What is Post-mount and IS mount
- Post-mount is a disc brake mounting standard that involves attaching the brake caliper directly to threaded posts on the bike frame or fork, bolts spaced at 74mm.
- The mounting posts are positioned parallel to the rotor and are usually found on the fork or frame. They may be positioned at different distances apart, depending on the specific design.
IS mount (International Standard mount):
- IS mount is another disc brake mounting standard that uses a set of two mounting tabs spaced at 51mm (International Standard) apart.
- In the case of disc brakes, IS mount is commonly found on the fork, and the brake caliper is attached to these tabs using bolts.
- The caliper is then aligned with the rotor, which is mounted to the wheel hub.
In general, the choice between post-mount and IS mount often depends on the specific design of the bike frame or fork, as well as the type of disc brake system being used. It's important to use the correct adapter or mount type for your specific components to ensure proper alignment and performance. Manufacturers will typically specify the type of mount their frames or forks support, and brake calipers may come with adapters to accommodate different mount standards.
Advantages and Disadvantages between Post-mount and IS mount
Both post-mount and IS mount systems are widely used in the cycling industry, and each has its own set of advantages and disadvantages. Here's a brief overview:
Advantages of Post-Mount:
Simplicity and Integration: Post-mount systems often allow for a more streamlined and integrated look. The brake caliper can be directly mounted to the frame or fork without the need for additional adapters in many cases.
Frame/Fork Compatibility: Some bike frames and forks are designed with specific post-mount dimensions, and using a post-mount brake caliper can simplify compatibility.
Lighter Weight: In some instances, post-mount systems may be lighter due to the more direct connection between the brake caliper and the frame or fork.
Disadvantages of Post-Mount:
Limited Adjustment: Post-mount systems may offer less adjustability compared to IS mount. The fixed position of the posts might limit the range of adjustment for caliper placement.
Frame/Fork-Specific: Frames and forks with post-mounts may not be as versatile when it comes to accommodating different rotor sizes without the use of adapters.
Advantages of IS Mount:
Adjustability: IS mount systems typically provide more adjustability, allowing for easier alignment of the brake caliper with the rotor. This can be particularly useful when using different rotor sizes.
Versatility: IS mount systems are often more versatile, allowing the use of adapters to fit different rotor sizes and types.
Widespread Standard: The IS mount standard has been widely adopted in the industry, making it easier to find compatible components.
Disadvantages of IS Mount:
Bulkier Appearance: IS mount systems, especially when using adapters, can sometimes appear bulkier and less integrated than post-mount systems.
Additional Adapters: Depending on the specific frame, fork, and rotor size, you may need additional adapters to fit the IS mount system properly.
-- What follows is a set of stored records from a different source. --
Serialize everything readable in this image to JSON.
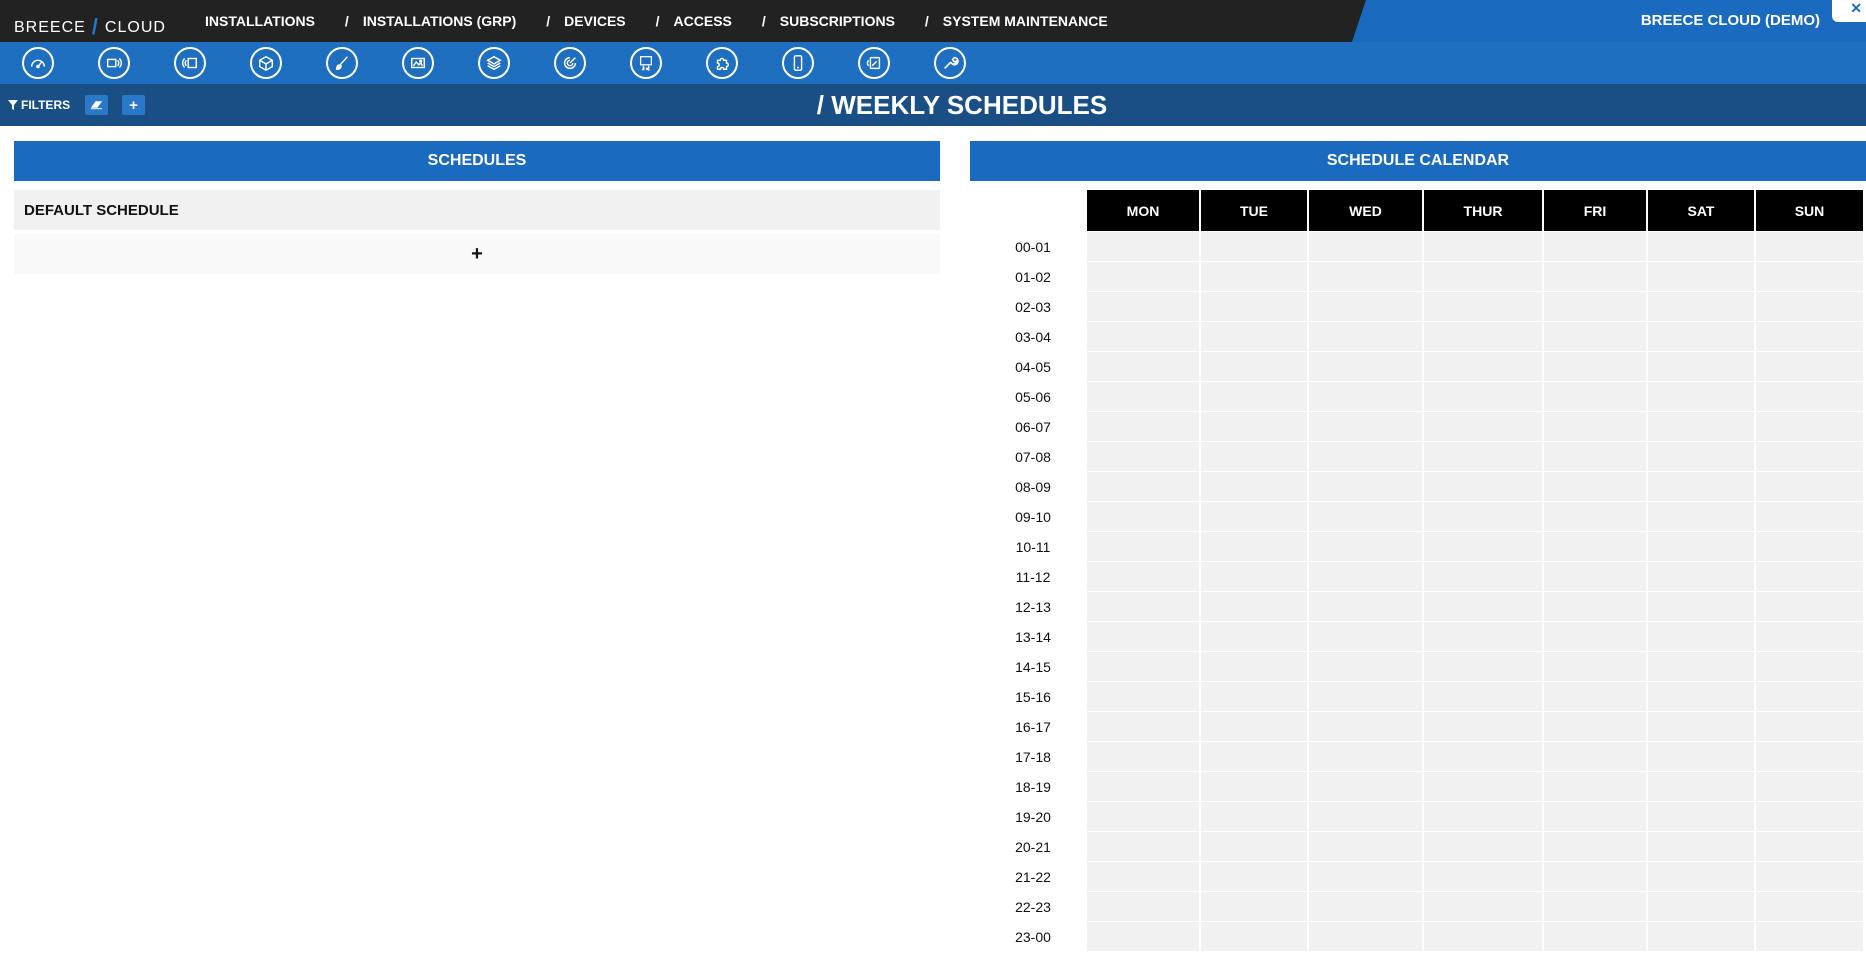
{
  "app": {
    "logo_left": "BREECE",
    "logo_slash": "/",
    "logo_right": "CLOUD",
    "brand_title": "BREECE CLOUD (DEMO)",
    "close_glyph": "✕"
  },
  "nav": {
    "separator": "/",
    "items": [
      {
        "label": "INSTALLATIONS"
      },
      {
        "label": "INSTALLATIONS (GRP)"
      },
      {
        "label": "DEVICES"
      },
      {
        "label": "ACCESS"
      },
      {
        "label": "SUBSCRIPTIONS"
      },
      {
        "label": "SYSTEM MAINTENANCE"
      }
    ]
  },
  "toolbar": {
    "icons": [
      "dashboard-icon",
      "signage-icon",
      "cast-icon",
      "box-icon",
      "brush-icon",
      "media-icon",
      "layers-icon",
      "radar-icon",
      "4k-display-icon",
      "puzzle-icon",
      "phone-icon",
      "tablet-icon",
      "wrench-icon"
    ]
  },
  "filters": {
    "label": "FILTERS",
    "add_label": "+"
  },
  "page": {
    "title": "/ WEEKLY SCHEDULES"
  },
  "schedules": {
    "header": "SCHEDULES",
    "items": [
      "DEFAULT SCHEDULE"
    ],
    "add_label": "+"
  },
  "calendar": {
    "header": "SCHEDULE CALENDAR",
    "days": [
      "MON",
      "TUE",
      "WED",
      "THUR",
      "FRI",
      "SAT",
      "SUN"
    ],
    "hours": [
      "00-01",
      "01-02",
      "02-03",
      "03-04",
      "04-05",
      "05-06",
      "06-07",
      "07-08",
      "08-09",
      "09-10",
      "10-11",
      "11-12",
      "12-13",
      "13-14",
      "14-15",
      "15-16",
      "16-17",
      "17-18",
      "18-19",
      "19-20",
      "20-21",
      "21-22",
      "22-23",
      "23-00"
    ]
  },
  "colors": {
    "top_bar": "#222222",
    "accent": "#1a6bbf",
    "toolbar": "#1e6fc0",
    "title_bar": "#1a4f86",
    "cell": "#f1f1f1"
  }
}
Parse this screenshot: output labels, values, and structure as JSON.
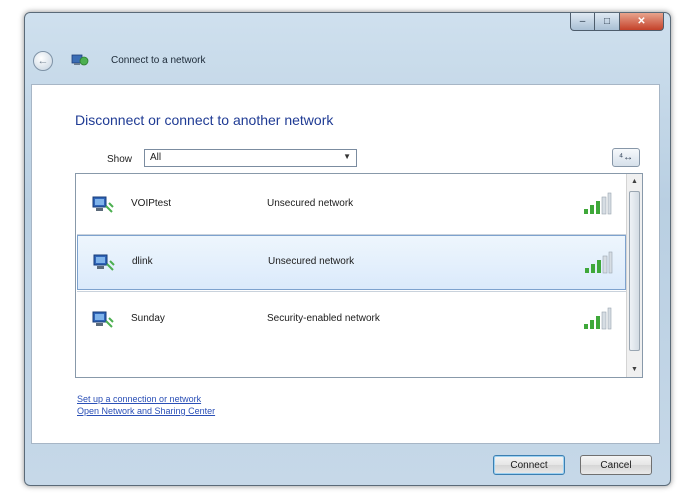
{
  "window": {
    "title": "Connect to a network",
    "icon": "network-globe-icon",
    "controls": {
      "minimize": "–",
      "maximize": "□",
      "close": "✕"
    },
    "back_glyph": "←"
  },
  "content": {
    "heading": "Disconnect or connect to another network",
    "show_label": "Show",
    "show_value": "All",
    "select_arrow": "▼",
    "refresh_glyph": "⁴↔"
  },
  "networks": [
    {
      "name": "VOIPtest",
      "security": "Unsecured network",
      "icon": "wireless-network-icon",
      "signal": "signal-bars-icon"
    },
    {
      "name": "dlink",
      "security": "Unsecured network",
      "icon": "wireless-network-icon",
      "signal": "signal-bars-icon"
    },
    {
      "name": "Sunday",
      "security": "Security-enabled network",
      "icon": "wireless-network-icon",
      "signal": "signal-bars-icon"
    }
  ],
  "scrollbar": {
    "up": "▲",
    "down": "▼"
  },
  "links": {
    "setup": "Set up a connection or network",
    "sharing": "Open Network and Sharing Center"
  },
  "buttons": {
    "connect": "Connect",
    "cancel": "Cancel"
  },
  "colors": {
    "heading": "#1f3b94",
    "link": "#2a4fb6",
    "selection": "#dbeafb",
    "signal": "#3fa83a"
  }
}
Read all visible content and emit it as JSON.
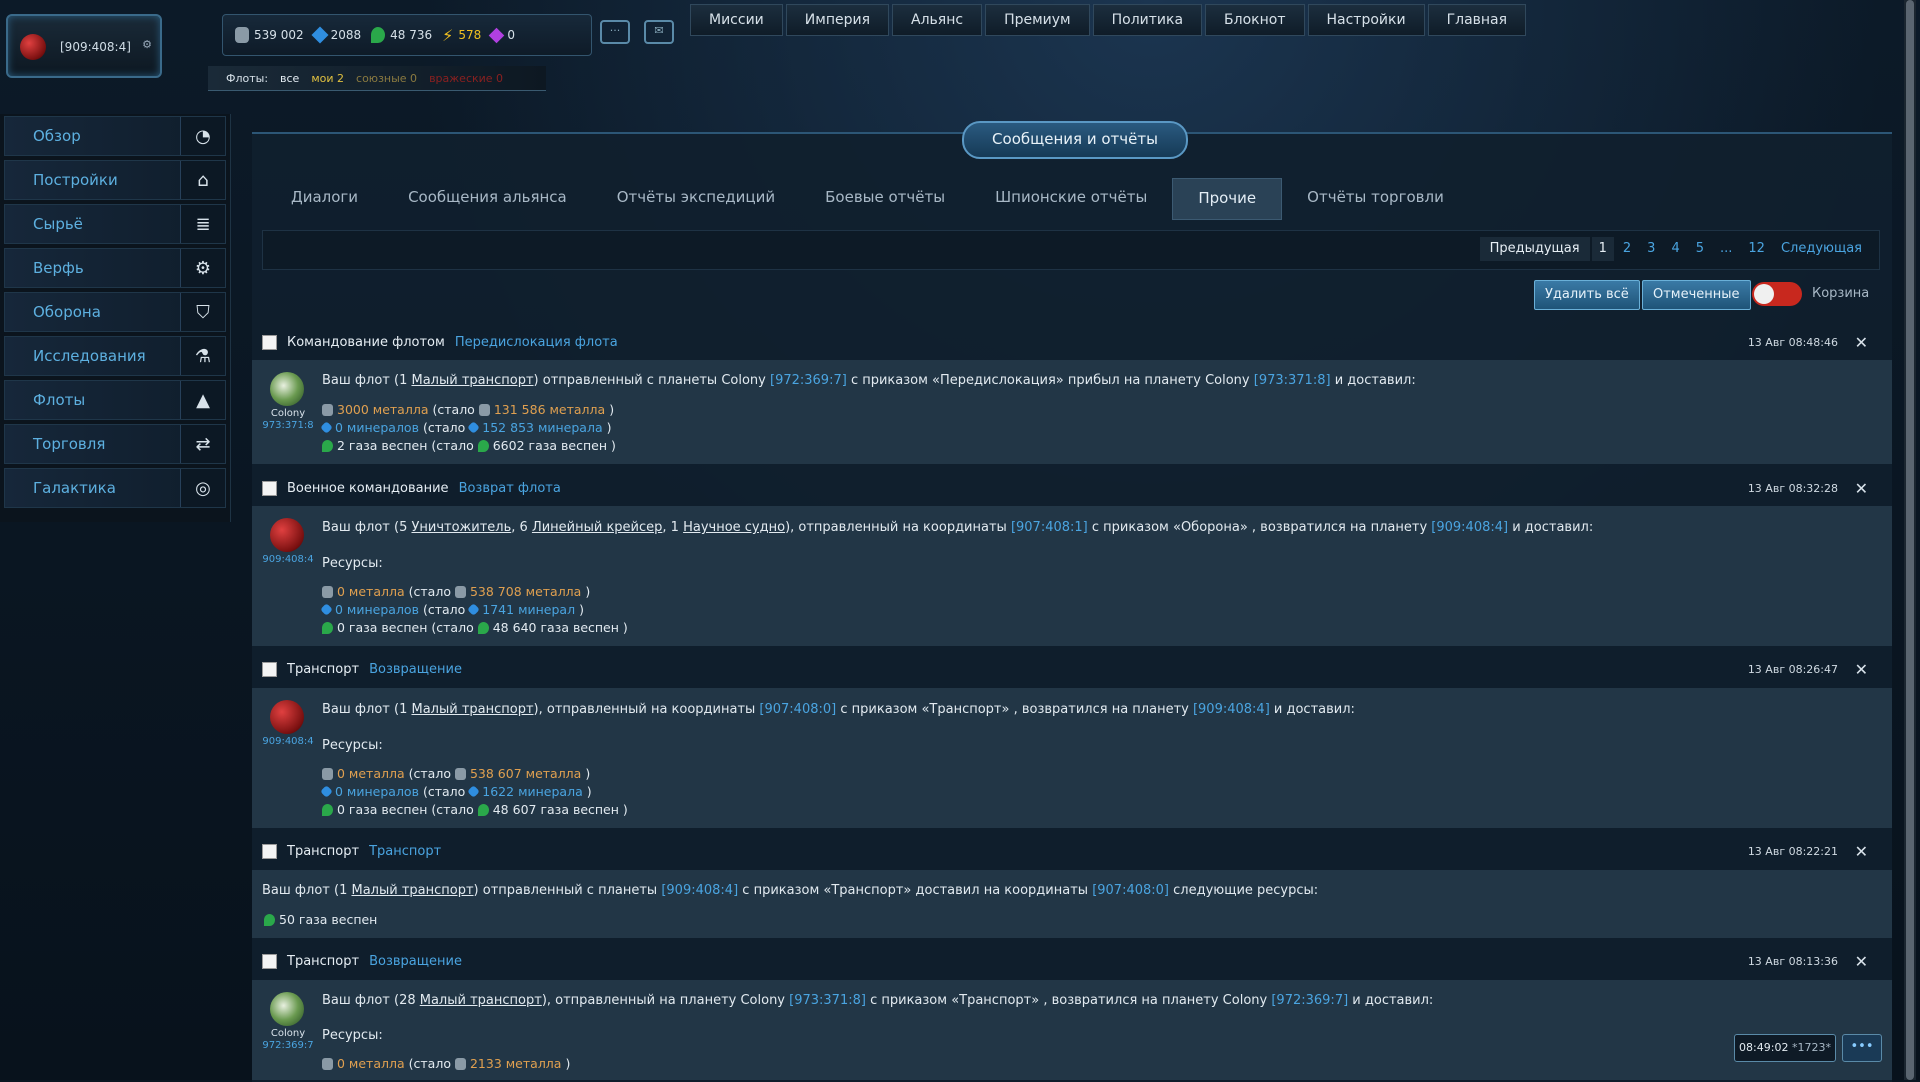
{
  "planet": {
    "coord": "[909:408:4]"
  },
  "resources": {
    "metal": "539 002",
    "crystal": "2088",
    "gas": "48 736",
    "energy": "578",
    "premium": "0"
  },
  "fleets": {
    "label": "Флоты:",
    "all": "все",
    "mine": "мои 2",
    "allied": "союзные 0",
    "hostile": "вражеские 0"
  },
  "topmenu": [
    "Миссии",
    "Империя",
    "Альянс",
    "Премиум",
    "Политика",
    "Блокнот",
    "Настройки",
    "Главная"
  ],
  "sidebar": [
    {
      "label": "Обзор",
      "icon": "overview-icon"
    },
    {
      "label": "Постройки",
      "icon": "buildings-icon"
    },
    {
      "label": "Сырьё",
      "icon": "resources-icon"
    },
    {
      "label": "Верфь",
      "icon": "shipyard-icon"
    },
    {
      "label": "Оборона",
      "icon": "defense-icon"
    },
    {
      "label": "Исследования",
      "icon": "research-icon"
    },
    {
      "label": "Флоты",
      "icon": "fleets-icon"
    },
    {
      "label": "Торговля",
      "icon": "trade-icon"
    },
    {
      "label": "Галактика",
      "icon": "galaxy-icon"
    }
  ],
  "page_title": "Сообщения и отчёты",
  "tabs": [
    "Диалоги",
    "Сообщения альянса",
    "Отчёты экспедиций",
    "Боевые отчёты",
    "Шпионские отчёты",
    "Прочие",
    "Отчёты торговли"
  ],
  "pager": {
    "prev": "Предыдущая",
    "pages": [
      "1",
      "2",
      "3",
      "4",
      "5",
      "...",
      "12"
    ],
    "next": "Следующая"
  },
  "actions": {
    "delete_all": "Удалить всё",
    "marked": "Отмеченные",
    "trash": "Корзина"
  },
  "messages": [
    {
      "sender": "Командование флотом",
      "subject": "Передислокация флота",
      "date": "13 Авг 08:48:46",
      "avatar_label": "Colony",
      "avatar_coord": "973:371:8",
      "t1": "Ваш флот (1 ",
      "ship": "Малый транспорт",
      "t2": ") отправленный с планеты Colony ",
      "c1": "[972:369:7]",
      "t3": " с приказом «Передислокация» прибыл на планету Colony ",
      "c2": "[973:371:8]",
      "t4": " и доставил:",
      "r1": "3000 металла",
      "r1b": "131 586 металла",
      "r2": "0 минералов",
      "r2b": "152 853 минерала",
      "r3": "2 газа веспен",
      "r3b": "6602 газа веспен"
    },
    {
      "sender": "Военное командование",
      "subject": "Возврат флота",
      "date": "13 Авг 08:32:28",
      "avatar_coord": "909:408:4",
      "t1": "Ваш флот (5 ",
      "s1": "Уничтожитель",
      "t1b": ", 6 ",
      "s2": "Линейный крейсер",
      "t1c": ", 1 ",
      "s3": "Научное судно",
      "t2": "), отправленный на координаты ",
      "c1": "[907:408:1]",
      "t3": " с приказом «Оборона» , возвратился на планету ",
      "c2": "[909:408:4]",
      "t4": " и доставил:",
      "res_label": "Ресурсы:",
      "r1": "0 металла",
      "r1b": "538 708 металла",
      "r2": "0 минералов",
      "r2b": "1741 минерал",
      "r3": "0 газа веспен",
      "r3b": "48 640 газа веспен"
    },
    {
      "sender": "Транспорт",
      "subject": "Возвращение",
      "date": "13 Авг 08:26:47",
      "avatar_coord": "909:408:4",
      "t1": "Ваш флот (1 ",
      "ship": "Малый транспорт",
      "t2": "), отправленный на координаты ",
      "c1": "[907:408:0]",
      "t3": " с приказом «Транспорт» , возвратился на планету ",
      "c2": "[909:408:4]",
      "t4": " и доставил:",
      "res_label": "Ресурсы:",
      "r1": "0 металла",
      "r1b": "538 607 металла",
      "r2": "0 минералов",
      "r2b": "1622 минерала",
      "r3": "0 газа веспен",
      "r3b": "48 607 газа веспен"
    },
    {
      "sender": "Транспорт",
      "subject": "Транспорт",
      "date": "13 Авг 08:22:21",
      "t1": "Ваш флот (1 ",
      "ship": "Малый транспорт",
      "t2": ") отправленный с планеты ",
      "c1": "[909:408:4]",
      "t3": " с приказом «Транспорт» доставил на координаты ",
      "c2": "[907:408:0]",
      "t4": " следующие ресурсы:",
      "r1": "50 газа веспен"
    },
    {
      "sender": "Транспорт",
      "subject": "Возвращение",
      "date": "13 Авг 08:13:36",
      "avatar_label": "Colony",
      "avatar_coord": "972:369:7",
      "t1": "Ваш флот (28 ",
      "ship": "Малый транспорт",
      "t2": "), отправленный на планету Colony ",
      "c1": "[973:371:8]",
      "t3": " с приказом «Транспорт» , возвратился на планету Colony ",
      "c2": "[972:369:7]",
      "t4": " и доставил:",
      "res_label": "Ресурсы:",
      "r1": "0 металла",
      "r1b": "2133 металла"
    }
  ],
  "clock": {
    "time": "08:49:02",
    "extra": "*1723*"
  },
  "labels": {
    "was_open": "(стало ",
    "close_paren": ")"
  }
}
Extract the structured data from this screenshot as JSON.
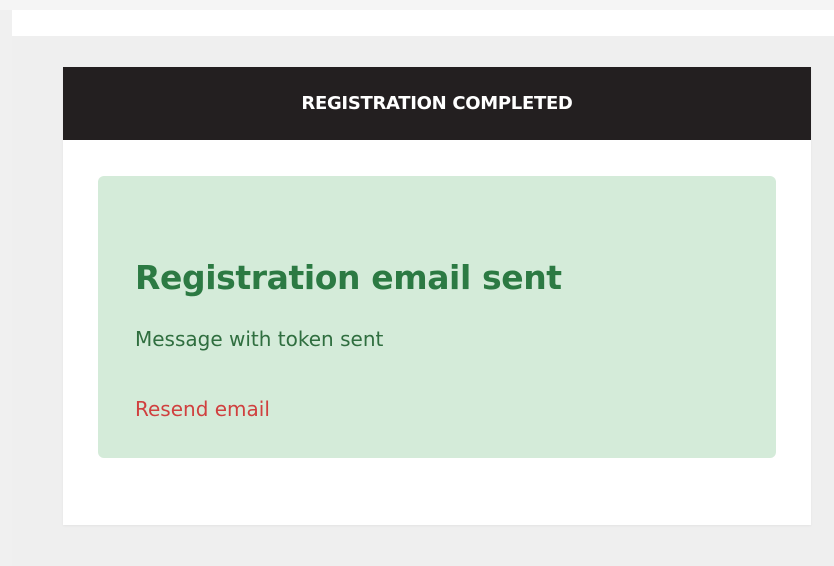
{
  "card": {
    "header_title": "REGISTRATION COMPLETED"
  },
  "alert": {
    "title": "Registration email sent",
    "message": "Message with token sent",
    "resend_link": "Resend email"
  },
  "colors": {
    "page_background": "#f0f0f0",
    "header_background": "#231f20",
    "alert_background": "#d4ebd9",
    "alert_text": "#2c7a43",
    "link_text": "#d0403f"
  }
}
In summary, the choice between post-mount and IS mount often comes down to factors such as frame/fork compatibility, aesthetic preferences, and the desired level of adjustability. Many modern bikes and components are designed to work seamlessly with either system, and the performance difference between the two is often minimal when properly set up.